not block it.
This direct job creation would be bold. It would also be highly
stimulative. It would not add to the deficit because it is already
appropriated money. Furthermore, one third of it would come back
immediately in taxes, and more importantly, the growth in demand from
this number of added jobs would expand private sector job growth and
grow the overall economy.
This bold program would contrast markedly with prior stimulus bills,
which were indirect and whose effects have been too slow to manifest
themselves. The posture of the Republicans during the last two years
has been to prevent the President and Congress from taking bold steps
to intervene in the economy to directly create jobs. Then they used
the Administration’s failure to take bold steps to create jobs to say
the “stimulus did not work.” They turned the very TARP bailouts they
supported into a rallying cry against government intervention in the
economy to help people and they characterized as “socialism” any
government initiatives such as health care. They decried deficits and
opposed any sane tax policies to get the deficit going in the other
By keeping progress in job creation slow and blaming the
administration for lack of jobs, the high expectations for the Obama
administration became deflated. The loss of jobs exacerbated the
mortgage crisis, and banks have been encouraged to foreclose rather
than restructure mortgages despite the opposite being explicitly
called for the Emergency Stabilization Act.
The people who voted for Obama in 2008 voted for the promised hope and
change. Many developed buyer’s remorse when what they got a set of
policies which protected Wall Street at the expense of Main Street,
big business at the expense of workers, and made unnecessary
compromises with the right. The so called “enthusiasm gap” created by
Republican obstruction and Administration timidity, produced such a
deflation in people’s morale that it acted as an effective form of
voter suppression. The election results can be explained in this
Some have said that it makes no sense that the voters would go in a
more rightward direction because the Obama administration was not
“left” enough. But the fact is the Obama administration failed to
deliver change and also failed to make the case for progressive
policies. The election of Democratic incumbents meant only more of
the same. And only 9 million of the 23 million young people who voted
in 2008, came out in 2010. This undervote made the difference.
Abraham Lincoln once said: “You can fool some of the people all of the
time, and all of the people some of the time but you cannot fool all
of the people all of the time.” What happened in this election was the
right wing was able to fool enough of the people enough of the time to
make independents join with rabid right wingers, while at the same
time suppressing the progressive electorate.
This country has a lot to do to get its economic house in order. It
is heavily dependent on the financial services industry which only

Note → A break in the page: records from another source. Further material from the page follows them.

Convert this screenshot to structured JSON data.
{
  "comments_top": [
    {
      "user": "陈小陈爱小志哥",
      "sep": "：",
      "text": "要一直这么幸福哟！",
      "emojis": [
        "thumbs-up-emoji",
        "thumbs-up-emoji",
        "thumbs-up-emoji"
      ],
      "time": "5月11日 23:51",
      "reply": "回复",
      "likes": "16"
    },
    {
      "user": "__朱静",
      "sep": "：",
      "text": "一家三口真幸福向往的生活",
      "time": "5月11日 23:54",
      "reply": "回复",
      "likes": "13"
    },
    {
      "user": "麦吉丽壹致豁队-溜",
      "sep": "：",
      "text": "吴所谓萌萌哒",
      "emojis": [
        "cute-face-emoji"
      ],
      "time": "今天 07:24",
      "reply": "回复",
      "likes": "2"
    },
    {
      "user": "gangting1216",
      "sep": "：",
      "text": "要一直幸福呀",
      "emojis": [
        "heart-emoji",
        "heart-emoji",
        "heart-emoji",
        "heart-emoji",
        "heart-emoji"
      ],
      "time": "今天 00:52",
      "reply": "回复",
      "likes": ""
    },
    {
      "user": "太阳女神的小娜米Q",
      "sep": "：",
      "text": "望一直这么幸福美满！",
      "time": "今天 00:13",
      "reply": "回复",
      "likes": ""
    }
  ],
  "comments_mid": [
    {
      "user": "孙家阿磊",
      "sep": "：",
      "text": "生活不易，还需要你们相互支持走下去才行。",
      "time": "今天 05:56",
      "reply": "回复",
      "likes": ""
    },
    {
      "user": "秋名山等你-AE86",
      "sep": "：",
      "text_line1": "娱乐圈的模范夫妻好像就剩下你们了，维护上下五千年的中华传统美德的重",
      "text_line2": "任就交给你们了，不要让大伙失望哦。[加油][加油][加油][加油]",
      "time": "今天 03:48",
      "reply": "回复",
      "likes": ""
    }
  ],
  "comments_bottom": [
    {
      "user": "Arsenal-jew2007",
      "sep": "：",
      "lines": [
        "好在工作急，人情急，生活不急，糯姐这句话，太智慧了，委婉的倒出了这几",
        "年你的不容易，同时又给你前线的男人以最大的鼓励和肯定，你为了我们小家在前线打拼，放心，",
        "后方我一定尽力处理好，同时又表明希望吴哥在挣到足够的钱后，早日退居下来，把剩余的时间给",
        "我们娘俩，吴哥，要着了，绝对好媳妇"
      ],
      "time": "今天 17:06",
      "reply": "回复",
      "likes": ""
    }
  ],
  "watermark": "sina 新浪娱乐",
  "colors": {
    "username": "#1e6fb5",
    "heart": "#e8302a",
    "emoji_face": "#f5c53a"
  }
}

promotes speculation and unregulated bubbles. It is largely controlled
by the defense industries which have promoted two and possibly more

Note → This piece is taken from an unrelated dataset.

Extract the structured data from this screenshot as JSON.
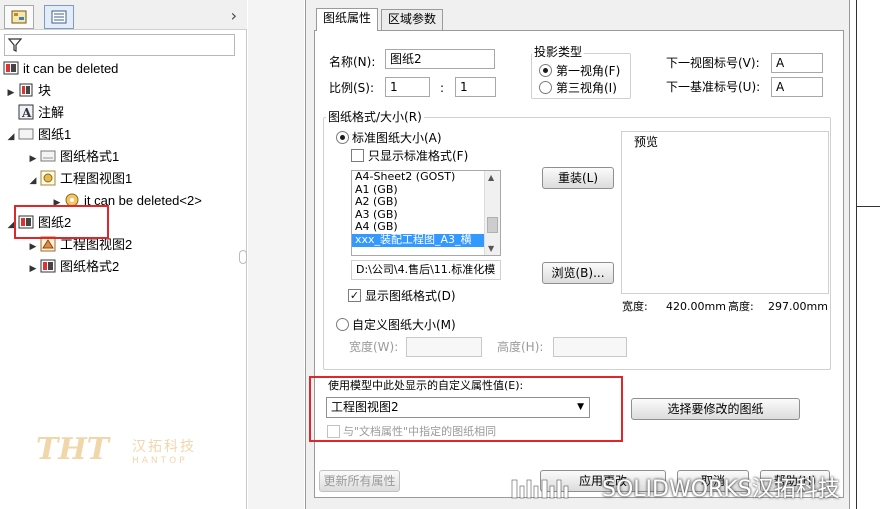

wars. It is beholden to the extractive energy industries, whose owners
are funding the “tea party,” thus putting environmental amelioration
on indefinite hold. And it is more and more influenced by the prison

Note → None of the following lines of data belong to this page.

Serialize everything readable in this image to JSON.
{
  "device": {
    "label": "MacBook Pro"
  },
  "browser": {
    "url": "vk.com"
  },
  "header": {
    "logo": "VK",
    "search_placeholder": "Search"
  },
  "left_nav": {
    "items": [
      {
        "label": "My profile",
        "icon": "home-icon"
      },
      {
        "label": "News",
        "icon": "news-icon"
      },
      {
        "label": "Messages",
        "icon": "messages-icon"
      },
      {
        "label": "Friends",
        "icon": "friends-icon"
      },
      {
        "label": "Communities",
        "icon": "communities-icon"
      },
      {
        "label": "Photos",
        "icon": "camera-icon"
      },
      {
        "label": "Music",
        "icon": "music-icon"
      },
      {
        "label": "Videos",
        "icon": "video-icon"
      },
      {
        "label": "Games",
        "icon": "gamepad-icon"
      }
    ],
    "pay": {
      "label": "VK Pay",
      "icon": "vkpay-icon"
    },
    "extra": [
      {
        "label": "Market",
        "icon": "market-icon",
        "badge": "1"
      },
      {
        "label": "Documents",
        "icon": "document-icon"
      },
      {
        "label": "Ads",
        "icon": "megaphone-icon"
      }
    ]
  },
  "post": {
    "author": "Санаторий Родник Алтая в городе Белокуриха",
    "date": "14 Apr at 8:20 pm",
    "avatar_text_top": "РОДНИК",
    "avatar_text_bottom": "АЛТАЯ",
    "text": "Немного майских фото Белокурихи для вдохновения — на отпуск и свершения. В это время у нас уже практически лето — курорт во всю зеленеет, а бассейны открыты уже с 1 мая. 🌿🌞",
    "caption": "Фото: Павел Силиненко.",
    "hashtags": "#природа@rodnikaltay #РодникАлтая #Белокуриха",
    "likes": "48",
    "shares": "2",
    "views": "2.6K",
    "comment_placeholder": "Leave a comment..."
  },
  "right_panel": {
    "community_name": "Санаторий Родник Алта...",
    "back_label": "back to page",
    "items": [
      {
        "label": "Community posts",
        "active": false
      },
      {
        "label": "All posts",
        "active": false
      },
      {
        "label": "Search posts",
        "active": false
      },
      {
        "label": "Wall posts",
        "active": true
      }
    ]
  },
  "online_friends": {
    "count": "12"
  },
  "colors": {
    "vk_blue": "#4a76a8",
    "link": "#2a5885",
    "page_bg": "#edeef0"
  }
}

industrial complex which promotes hostility to immigrants, and takes
resources from education and other vital areas. For the last 30 years
it has relied on anti-union and anti-worker policies, which has forced
the hemorrhaging of high paid manufacturing jobs to low cost countries
and driven down wages for U.S. workers which can no longer be papered
over with unsustainable debt.
The President cannot solve all these problems overnight, but with a
stroke of a pen he can use already appropriated money to create
millions of good green jobs, and move down the road to recovery much
faster. Any opposition to this from the Republicans will expose their
hostility to anyone but the richest members of society, and give the
progressive movement ammunition to take the offensive.
Jeanne Mirer, who practices labor and employment law in New York, is
president of the International Association of Democratic Lawyers.
Marjorie Cohn is a professor at Thomas Jefferson School of Law and
past president of the National Lawyers Guild.